    Re: listing actual examples of what I was referring to, first of all, all along I’ve been mentioning some examples (mortgage deduction, health insurance, tuition tax credit and several others). What I haven’t done is taken the time to produce a comprehensive list of all provisions that fit what I’ve described, which is a tax credit or deduction for purchasing a particular product (or producing it in the case of ethanol). (And I’ve stated repeatedly that I include the health insurance exclusion among those provisions). And yes, it’s unnecessary for me to produce such a list for us to have a sensible discussion of this policy issue. Steve’s silly demand for it is at best just an attempt to get to the same silly semantics-based argument that I’m saying is silly (that the label can be applied subjectively, and that without agreement on an inherently subjective baseline we just don’t know what a “tax expenditure” is so we may as well just drop the whole topic because there’s no practical application of any related discussion). (At worst, it’s been one of Steve’s many pathetic efforts to save face, but that’s another matter).

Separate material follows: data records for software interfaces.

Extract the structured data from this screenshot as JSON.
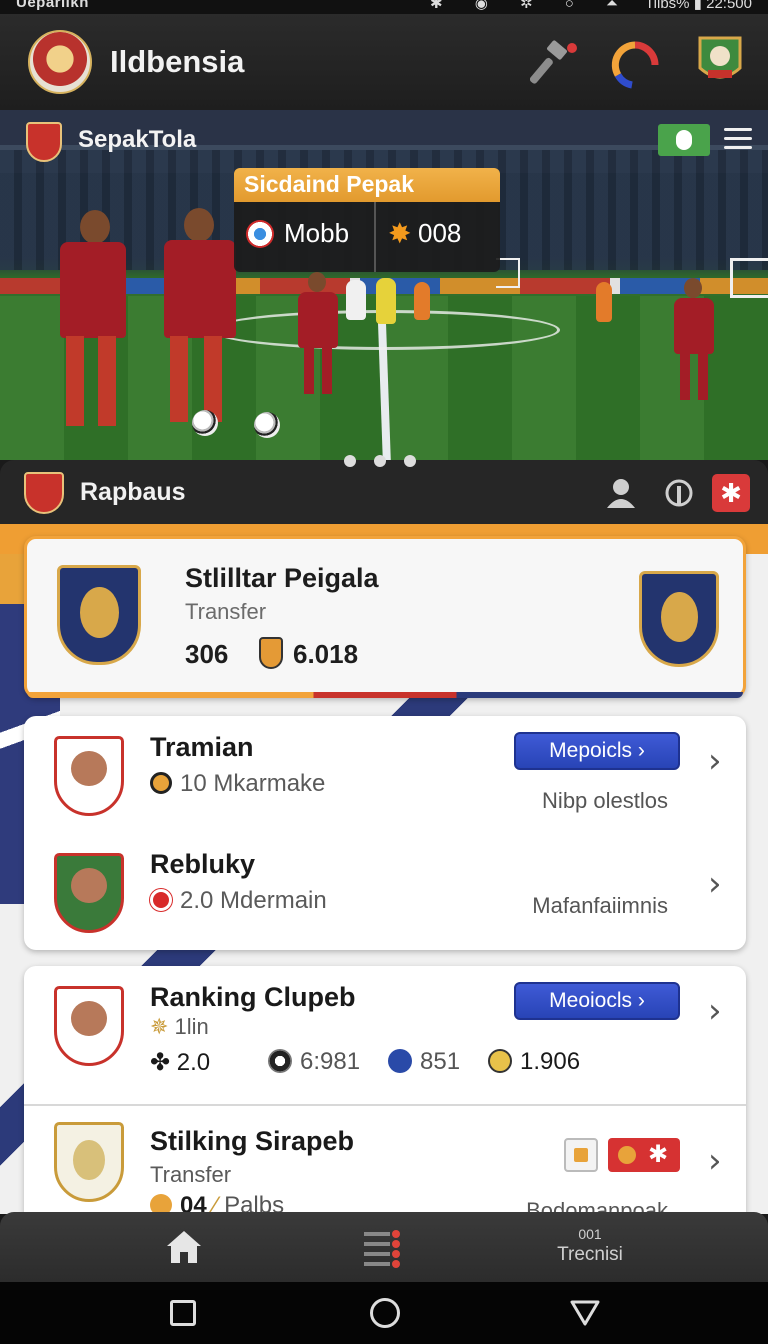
{
  "status_bar": {
    "carrier": "Uepariikn",
    "battery": "Tiibs%",
    "time": "22:500"
  },
  "header": {
    "title": "Ildbensia"
  },
  "hero": {
    "brand": "SepakTola",
    "match_card": {
      "title": "Sicdaind Pepak",
      "team": "Mobb",
      "score": "008"
    },
    "slide_count": 3
  },
  "section": {
    "title": "Rapbaus"
  },
  "featured": {
    "title": "Stlilltar Peigala",
    "subtitle": "Transfer",
    "count": "306",
    "value": "6.018"
  },
  "list": [
    {
      "title": "Tramian",
      "meta": "10 Mkarmake",
      "button": "Mepoicls  ›",
      "right_text": "Nibp olestlos"
    },
    {
      "title": "Rebluky",
      "meta": "2.0  Mdermain",
      "right_text": "Mafanfaiimnis"
    }
  ],
  "ranking": {
    "title": "Ranking Clupeb",
    "sub": "1lin",
    "button": "Meoiocls  ›",
    "stats": [
      "2.0",
      "6:981",
      "851",
      "1.906"
    ]
  },
  "striking": {
    "title": "Stilking Sirapeb",
    "subtitle": "Transfer",
    "value": "04",
    "partial_label": "Palbs",
    "right_text": "Bodomanpoak"
  },
  "bottom_nav": {
    "tab3_small": "001",
    "tab3_label": "Trecnisi"
  },
  "colors": {
    "accent_orange": "#f2a33a",
    "button_blue": "#2f4ccc",
    "brand_red": "#c8322b",
    "header_dark": "#262626"
  }
}
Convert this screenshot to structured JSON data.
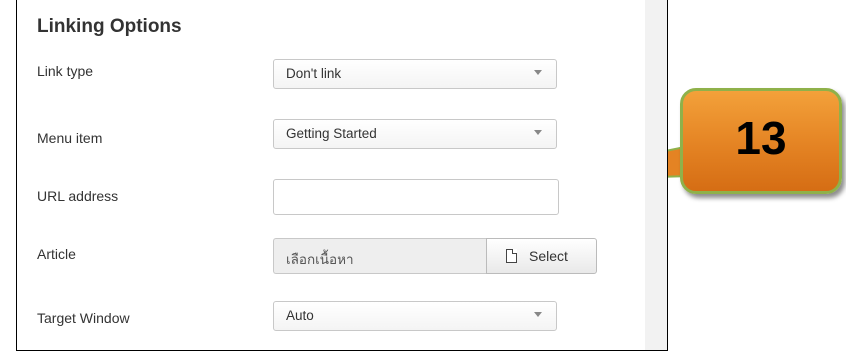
{
  "section": {
    "title": "Linking Options"
  },
  "fields": {
    "link_type": {
      "label": "Link type",
      "value": "Don't link"
    },
    "menu_item": {
      "label": "Menu item",
      "value": "Getting Started"
    },
    "url_address": {
      "label": "URL address",
      "value": ""
    },
    "article": {
      "label": "Article",
      "value": "เลือกเนื้อหา",
      "button_label": "Select",
      "button_icon": "file-icon"
    },
    "target_window": {
      "label": "Target Window",
      "value": "Auto"
    }
  },
  "callout": {
    "number": "13",
    "colors": {
      "fill": "#e48323",
      "border": "#8fb14a"
    }
  }
}
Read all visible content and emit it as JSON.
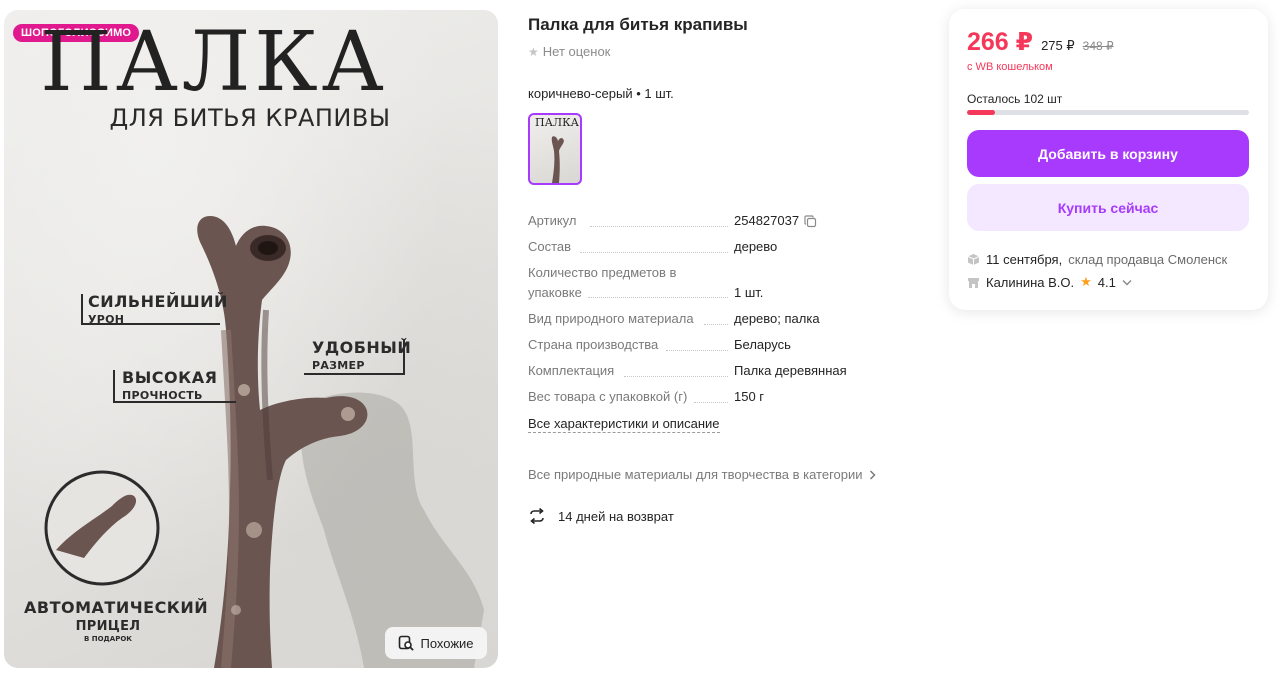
{
  "gallery": {
    "badge": "ШОПОГОЛИССИМО",
    "hero_title": "ПАЛКА",
    "hero_subtitle": "ДЛЯ БИТЬЯ КРАПИВЫ",
    "callouts": {
      "damage_big": "СИЛЬНЕЙШИЙ",
      "damage_small": "УРОН",
      "size_big": "УДОБНЫЙ",
      "size_small": "РАЗМЕР",
      "strength_big": "ВЫСОКАЯ",
      "strength_small": "ПРОЧНОСТЬ",
      "aim_big_1": "АВТОМАТИЧЕСКИЙ",
      "aim_big_2": "ПРИЦЕЛ",
      "aim_tiny": "В ПОДАРОК"
    },
    "similar_label": "Похожие"
  },
  "product": {
    "title": "Палка для битья крапивы",
    "rating_text": "Нет оценок",
    "variant": "коричнево-серый • 1 шт.",
    "thumb_text": "ПАЛКА"
  },
  "specs": [
    {
      "key": "Артикул",
      "value": "254827037"
    },
    {
      "key": "Состав",
      "value": "дерево"
    },
    {
      "key_line1": "Количество предметов в",
      "key_line2": "упаковке",
      "value": "1 шт."
    },
    {
      "key": "Вид природного материала",
      "value": "дерево; палка"
    },
    {
      "key": "Страна производства",
      "value": "Беларусь"
    },
    {
      "key": "Комплектация",
      "value": "Палка деревянная"
    },
    {
      "key": "Вес товара с упаковкой (г)",
      "value": "150 г"
    }
  ],
  "links": {
    "all_specs": "Все характеристики и описание",
    "category": "Все природные материалы для творчества в категории",
    "returns": "14 дней на возврат"
  },
  "card": {
    "price": "266 ₽",
    "price_old": "275 ₽",
    "price_crossed": "348 ₽",
    "wallet_note": "с WB кошельком",
    "stock_text": "Осталось 102 шт",
    "stock_fraction": 0.1,
    "add_to_cart": "Добавить в корзину",
    "buy_now": "Купить сейчас",
    "delivery_date": "11 сентября,",
    "delivery_place": "склад продавца Смоленск",
    "seller_name": "Калинина В.О.",
    "seller_rating": "4.1"
  },
  "colors": {
    "accent": "#a73afd",
    "price": "#f5385a",
    "badge": "#e0198f"
  }
}
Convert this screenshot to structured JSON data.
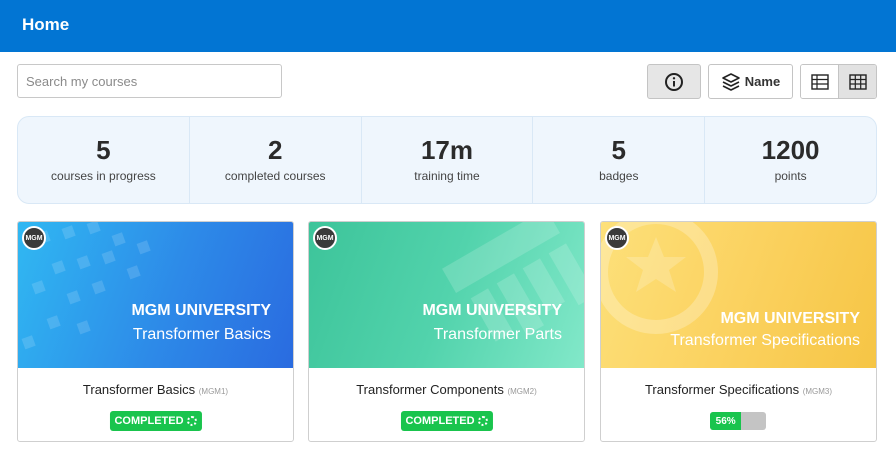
{
  "header": {
    "title": "Home"
  },
  "search": {
    "placeholder": "Search my courses"
  },
  "toolbar": {
    "info_icon": "info-circle-icon",
    "sort_label": "Name",
    "sort_icon": "layers-icon",
    "view_list_icon": "list-view-icon",
    "view_grid_icon": "grid-view-icon",
    "active_view": "grid"
  },
  "stats": [
    {
      "value": "5",
      "label": "courses in progress"
    },
    {
      "value": "2",
      "label": "completed courses"
    },
    {
      "value": "17m",
      "label": "training time"
    },
    {
      "value": "5",
      "label": "badges"
    },
    {
      "value": "1200",
      "label": "points"
    }
  ],
  "courses": [
    {
      "logo": "MGM",
      "banner_line1": "MGM UNIVERSITY",
      "banner_line2": "Transformer Basics",
      "title": "Transformer Basics",
      "code": "(MGM1)",
      "status": "COMPLETED",
      "banner_colors": [
        "#2fb6f0",
        "#2a6fe0"
      ]
    },
    {
      "logo": "MGM",
      "banner_line1": "MGM UNIVERSITY",
      "banner_line2": "Transformer Parts",
      "title": "Transformer Components",
      "code": "(MGM2)",
      "status": "COMPLETED",
      "banner_colors": [
        "#3fc69e",
        "#7ee6c6"
      ]
    },
    {
      "logo": "MGM",
      "banner_line1": "MGM UNIVERSITY",
      "banner_line2": "Transformer Specifications",
      "title": "Transformer Specifications",
      "code": "(MGM3)",
      "progress_label": "56%",
      "progress": 0.56,
      "banner_colors": [
        "#fcd66a",
        "#f7c646"
      ]
    }
  ],
  "colors": {
    "accent": "#0275d3",
    "success": "#19c44d",
    "stats_bg": "#eff6fd"
  }
}
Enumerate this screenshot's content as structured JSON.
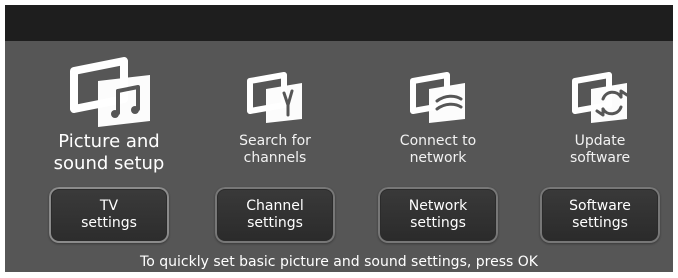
{
  "items": [
    {
      "title_line1": "Picture and",
      "title_line2": "sound setup",
      "button_line1": "TV",
      "button_line2": "settings",
      "icon": "picture-sound-icon"
    },
    {
      "title_line1": "Search for",
      "title_line2": "channels",
      "button_line1": "Channel",
      "button_line2": "settings",
      "icon": "antenna-icon"
    },
    {
      "title_line1": "Connect to",
      "title_line2": "network",
      "button_line1": "Network",
      "button_line2": "settings",
      "icon": "network-icon"
    },
    {
      "title_line1": "Update",
      "title_line2": "software",
      "button_line1": "Software",
      "button_line2": "settings",
      "icon": "software-update-icon"
    }
  ],
  "footer": {
    "hint": "To quickly set basic picture and sound settings, press OK"
  },
  "colors": {
    "background": "#565656",
    "topbar": "#1e1e1e",
    "button": "#2f2f2f",
    "text": "#ffffff"
  }
}
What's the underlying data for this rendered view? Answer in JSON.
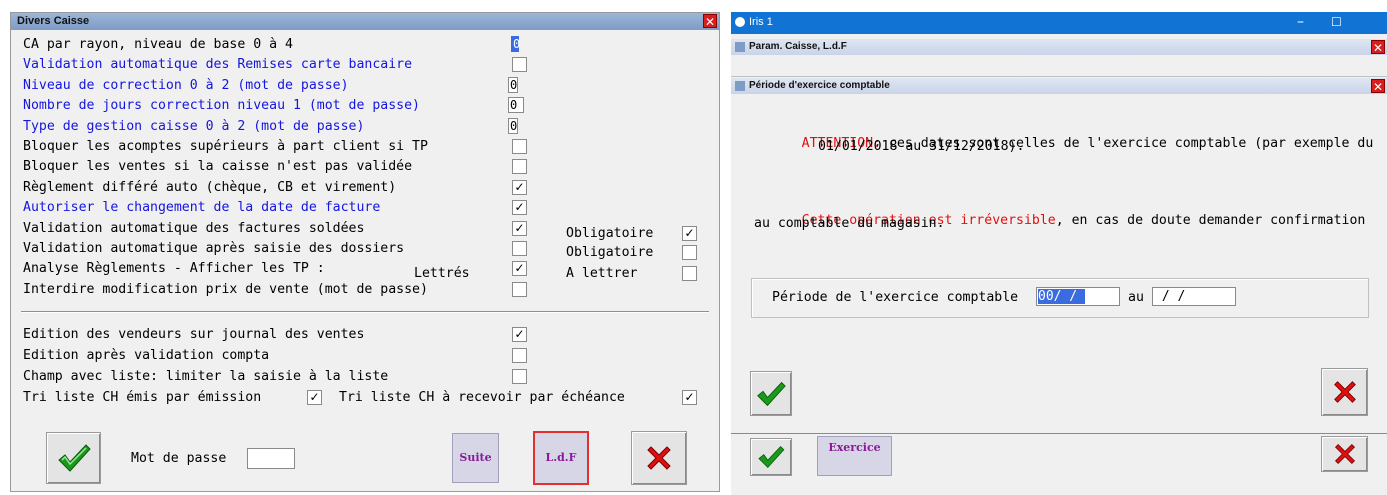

    My last post reflects nothing new among my comments, nor anything inconsistent with my comments re: the distraction of semantics. As I’ve said to you and others many times, you should try to break with your fixation on labels and just talk about the policy (or type of policy) being discussed and think about what it does (incentives, effects, etc.). No baseline is necessary, no definition of “tax expenditure” is necessary, as demonstrated by the fact that I have, for the most part, stopped using the term and have taken to usually writing out tediously “tax credits or deductions for purchasing (or producing) particular products”. Again, what’s happening is that some people are forcing a discussion of the definition and scope of a label just so they can point out it’s subjectivity or official inclusion under that label of some things that don’t fit what some are speaking of when they use the shorthand of “tax expenditures”, and just so they can essentially say “See, we don’t know what they are, so let’s just stop thinking about it”. Again, it’s just silly.

    Let me put it this way: Try having the discussion without using that term, as I’ve generally been doing over the last few weeks or couple of months, just to try to avoid the distraction of the term and related detours into irrelevant semantical discussion (Almost comically, it hasn’t prevented some from still trying to force a shift of the discussion to the definition and scope of that label, even though I’m clear about what I’m talking about and not using that label.).

    It seems you may be using “tax expenditure” to mean “a tax credit/deduction that is similar in nature to spending”, which is fine, but I’d still strongly suggest avoiding the term because it causes some people’s brains to seize up and become impervious to reason and relevancy. They see the term and it’s a quick jump for them to what they see as utter hopelessness for any discussion because the definition of the term is unclear.

    Re: your last paragraph, we agree on those extremes. As I explained, it’s conceptually fuzzy if there’s a continuum vs. all-or-none, but even assuming it’s a continuum I think as we move away from that pure example (the per person credit or the example I gave for food), the shift from “similar to a tax rate cut” toward “similar to spending” is very rapid, and that’s what I mean when I say I have (under the continuum assumption) a large “matter of degree” disagreement with AMT (and with you, apparently).